In a virtual world called Arcadia, sifting through yards of Martian bones is all in a day’s work.
Chasing through leaves, over rivers and between red mountains, the goal is to find bone specimens, analyze them and figure out what tragedy happened in fictional Arcadia to leave so many scattered remains and no signs of life.
Launched in 2010, this game called Martian Boneyards is the brainchild of Cambridge-based Educational Gaming Environments group (EdGE). The gaming group is just one division at TERC, a larger non-profit organization that focuses on math and science education.
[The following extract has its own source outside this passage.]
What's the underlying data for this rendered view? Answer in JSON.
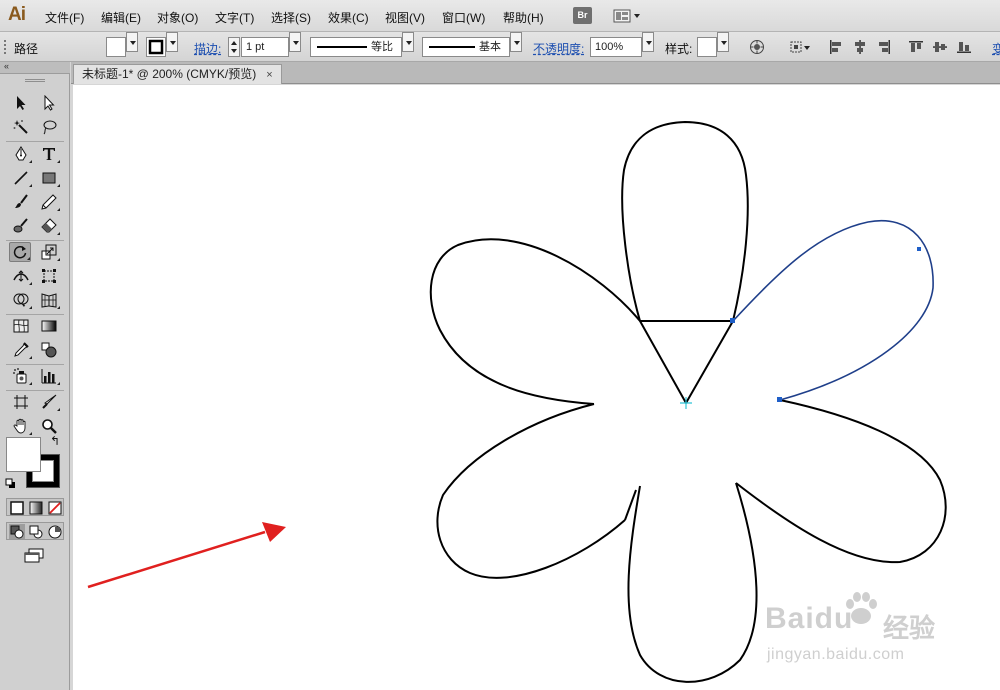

So how do Martian bones relate to science and math education? The game designers believe that some of the skills you need to succeed in Martian Boneyards—collecting evidence, analyzing data and drawing conclusions—are the same tools someone uses to succeed in science. The game is part of a larger massively-multiplayer online environment (MMO) called Blue Mars, and is built upon the types of investigations central to sciences like forensics and genetic engineering.
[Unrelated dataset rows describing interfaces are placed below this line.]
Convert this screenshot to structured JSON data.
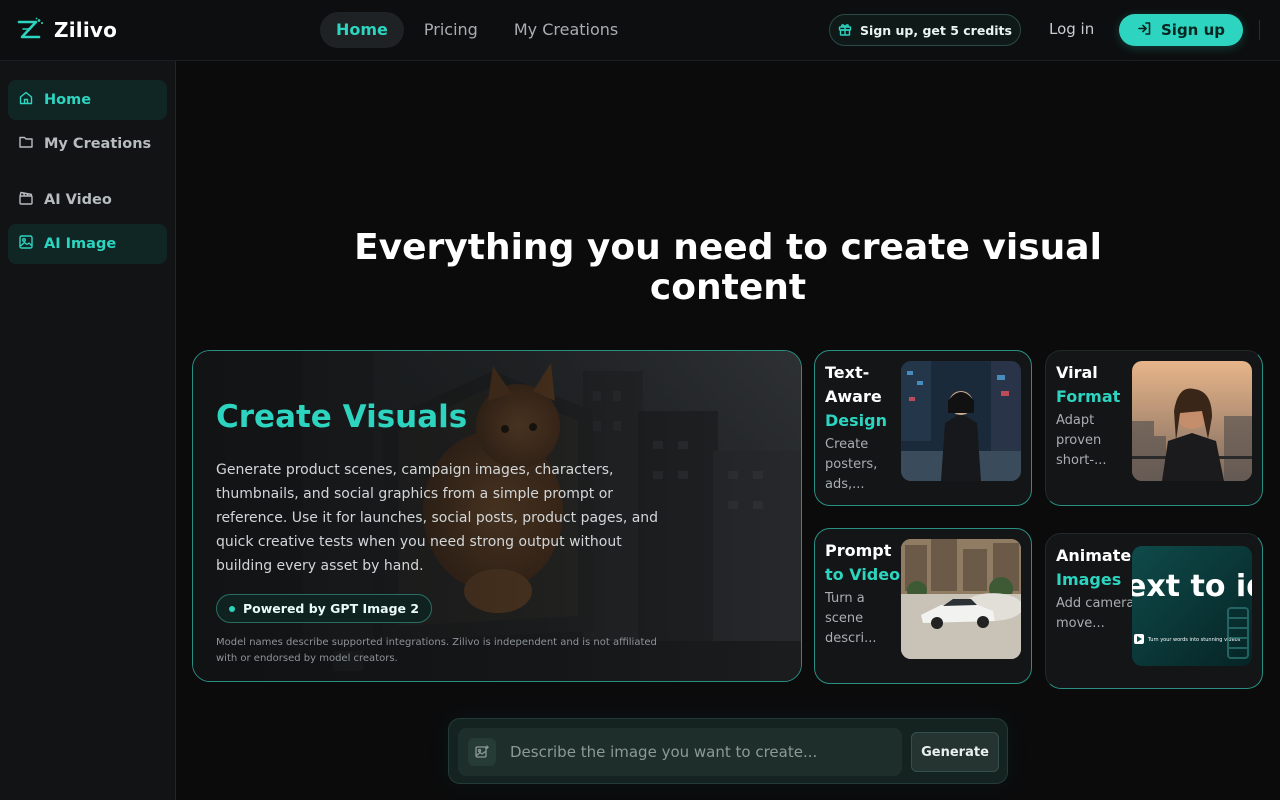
{
  "brand": {
    "name": "Zilivo",
    "icon": "zilivo-logo-icon",
    "accent": "#2dd4bf"
  },
  "topnav": {
    "items": [
      {
        "label": "Home",
        "active": true
      },
      {
        "label": "Pricing",
        "active": false
      },
      {
        "label": "My Creations",
        "active": false
      }
    ]
  },
  "header": {
    "credits_label": "Sign up, get 5 credits",
    "credits_icon": "gift-icon",
    "login_label": "Log in",
    "signup_label": "Sign up",
    "signup_icon": "sign-in-icon"
  },
  "sidebar": {
    "items": [
      {
        "label": "Home",
        "icon": "home-icon",
        "active": true
      },
      {
        "label": "My Creations",
        "icon": "folder-icon",
        "active": false
      },
      {
        "label": "AI Video",
        "icon": "clapperboard-icon",
        "active": false
      },
      {
        "label": "AI Image",
        "icon": "image-icon",
        "active": true
      }
    ]
  },
  "hero": {
    "title": "Everything you need to create visual content"
  },
  "main_card": {
    "title": "Create Visuals",
    "description": "Generate product scenes, campaign images, characters, thumbnails, and social graphics from a simple prompt or reference. Use it for launches, social posts, product pages, and quick creative tests when you need strong output without building every asset by hand.",
    "badge": "Powered by GPT Image 2",
    "disclaimer": "Model names describe supported integrations. Zilivo is independent and is not affiliated with or endorsed by model creators."
  },
  "feature_cards": [
    {
      "title_plain": "Text-Aware",
      "title_accent": "Design",
      "description": "Create posters, ads,...",
      "thumb": "city-night-portrait-image"
    },
    {
      "title_plain": "Viral",
      "title_accent": "Format",
      "description": "Adapt proven short-...",
      "thumb": "rooftop-portrait-image"
    },
    {
      "title_plain": "Prompt",
      "title_accent": "to Video",
      "description": "Turn a scene descri...",
      "thumb": "drifting-car-image"
    },
    {
      "title_plain": "Animate",
      "title_accent": "Images",
      "description": "Add camera move...",
      "thumb": "text-to-video-banner-image",
      "thumb_text": "ext to ideo",
      "thumb_caption": "Turn your words into stunning videos"
    }
  ],
  "prompt": {
    "placeholder": "Describe the image you want to create...",
    "value": "",
    "generate_label": "Generate",
    "icon": "image-add-icon"
  }
}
If you were at last year’s Cambridge Science Festival, you might remember a preview of Martian Boneyards that was showcased. You can also check out what the game looks like here. This year, EdGE will introduce a new game called Canaries. This web-based science game starts out with the premise that planet Earth is in grave danger. A message from the future advises players that their best attempts at a rescue mission to save the planet involves birds. The rest of the game focuses on gathering evidence, drawing conclusions and making decisions to save the birds—and therefore, to save the planet and the people.
Both Martian Boneyards and Canaries are virtual reality games, but the worlds they depict might as well be our real lives. The problems at their cores deal with environmental sustainability and climate change, topics of high relevance and debate today. Many misconceptions on climate change still exist. TERC believes it’s important to get students and teachers on board with the facts, which is why they’re hosting a session called Climate Literacy 101. It runs from 5:30 to 7:00pm on May 4 at TERC’s headquarters in Cambridge.
In the Martian Boneyards video preview, one line of text appears on the screen repeatedly: “We are not alone.” This message rings true not only in the virtual reality game, but also when it comes to our own real planet. As part of a living, growing, functioning, warming whole, we are not alone on Earth. Isn’t it time, then, to start thinking about leaving enough resources for future generations?
There’s also the fact that a little consideration and restraint when it comes to natural resources is probably a whole lot easier to achieve than a full-scale search for Martian bones.